on: May 14, 2013, 07:33:32 AM
|Started by KD8AFH - Last post by KF5RHI|
How are ya liking the FT-817? I'm looking at switching over to one sometime in the late summer or early Fall. Right now I've got a backpack portable rig built around the FT-8900R. It's a good radio and I do like it a lot. It does 70cm / 2m / 6m / 10m; but not as SSB. That's my only gripe with it.
Looking back on it now, I'm wishing I would have went with the FT-817ND instead.
on: May 13, 2013, 11:50:51 PM
|Started by KD8AFH - Last post by w4ron|
I've recently added a Yeasu FT-7 to my collection of amateur gear.

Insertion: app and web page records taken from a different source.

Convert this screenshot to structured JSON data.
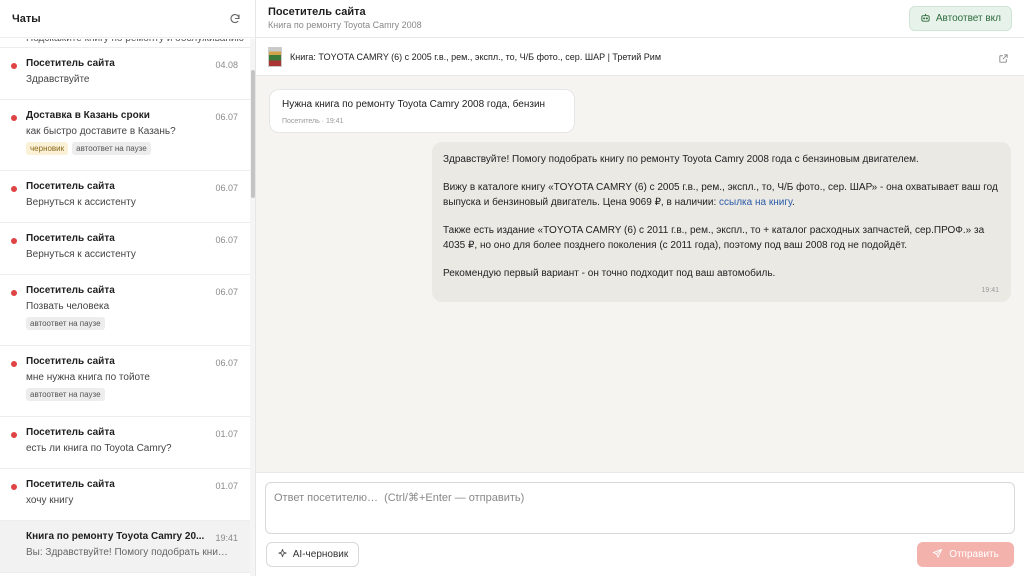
{
  "sidebar": {
    "title": "Чаты",
    "partial_preview": "Подскажите книгу по ремонту и обслуживанию",
    "items": [
      {
        "name": "Посетитель сайта",
        "date": "04.08",
        "preview": "Здравствуйте",
        "tags": [],
        "unread": true
      },
      {
        "name": "Доставка в Казань сроки",
        "date": "06.07",
        "preview": "как быстро доставите в Казань?",
        "tags": [
          "черновик",
          "автоответ на паузе"
        ],
        "unread": true
      },
      {
        "name": "Посетитель сайта",
        "date": "06.07",
        "preview": "Вернуться к ассистенту",
        "tags": [],
        "unread": true
      },
      {
        "name": "Посетитель сайта",
        "date": "06.07",
        "preview": "Вернуться к ассистенту",
        "tags": [],
        "unread": true
      },
      {
        "name": "Посетитель сайта",
        "date": "06.07",
        "preview": "Позвать человека",
        "tags": [
          "автоответ на паузе"
        ],
        "unread": true
      },
      {
        "name": "Посетитель сайта",
        "date": "06.07",
        "preview": "мне нужна книга по тойоте",
        "tags": [
          "автоответ на паузе"
        ],
        "unread": true
      },
      {
        "name": "Посетитель сайта",
        "date": "01.07",
        "preview": "есть ли книга по Toyota Camry?",
        "tags": [],
        "unread": true
      },
      {
        "name": "Посетитель сайта",
        "date": "01.07",
        "preview": "хочу книгу",
        "tags": [],
        "unread": true
      },
      {
        "name": "Книга по ремонту Toyota Camry 20...",
        "date": "19:41",
        "preview": "Вы: Здравствуйте! Помогу подобрать книгу по ремонту Toyota Camry",
        "tags": [],
        "unread": false
      }
    ]
  },
  "header": {
    "title": "Посетитель сайта",
    "subtitle": "Книга по ремонту Toyota Camry 2008",
    "autoreply_label": "Автоответ вкл"
  },
  "product": {
    "title": "Книга: TOYOTA CAMRY (6) с 2005 г.в., рем., экспл., то, Ч/Б фото., сер. ШАР | Третий Рим"
  },
  "messages": {
    "incoming": {
      "text": "Нужна книга по ремонту Toyota Camry 2008 года, бензин",
      "meta": "Посетитель · 19:41"
    },
    "outgoing": {
      "p1": "Здравствуйте! Помогу подобрать книгу по ремонту Toyota Camry 2008 года с бензиновым двигателем.",
      "p2": "Вижу в каталоге книгу «TOYOTA CAMRY (6) с 2005 г.в., рем., экспл., то, Ч/Б фото., сер. ШАР» - она охватывает ваш год выпуска и бензиновый двигатель. Цена 9069 ₽, в наличии: ",
      "p2_link": "ссылка на книгу",
      "p2_end": ".",
      "p3": "Также есть издание «TOYOTA CAMRY (6) с 2011 г.в., рем., экспл., то + каталог расходных запчастей, сер.ПРОФ.» за 4035 ₽, но оно для более позднего поколения (с 2011 года), поэтому под ваш 2008 год не подойдёт.",
      "p4": "Рекомендую первый вариант - он точно подходит под ваш автомобиль.",
      "time": "19:41"
    }
  },
  "composer": {
    "placeholder": "Ответ посетителю…  (Ctrl/⌘+Enter — отправить)",
    "ai_label": "AI-черновик",
    "send_label": "Отправить"
  },
  "colors": {
    "unread_dot": "#e04343",
    "link": "#2b5aa8",
    "send_button": "#f4b2ad",
    "autoreply_bg": "#e7f3ea"
  }
}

It's from the mid 70s and operates 80-10 with about 10 watts out.
I have been amazed at the contacts I've made using it in the shack
feeding my G5RV antenna. My first contact was with Spain, I've since
worked stations all over central Europe and into South America.
And getting 5-9 reports almost every time.
Before this I've been using my barefoot IC-706 putting out 100 watts
and was amazed at the contacts with it, now only 10 watts.
What the heck does everyone need with the big kilowatt amps?
I believe the ham radio world would be much better off if the outlawed
anything over 1oo watts. If no one more than 100 watts, no one would
need more that 100 watts.
Just my .02 worth.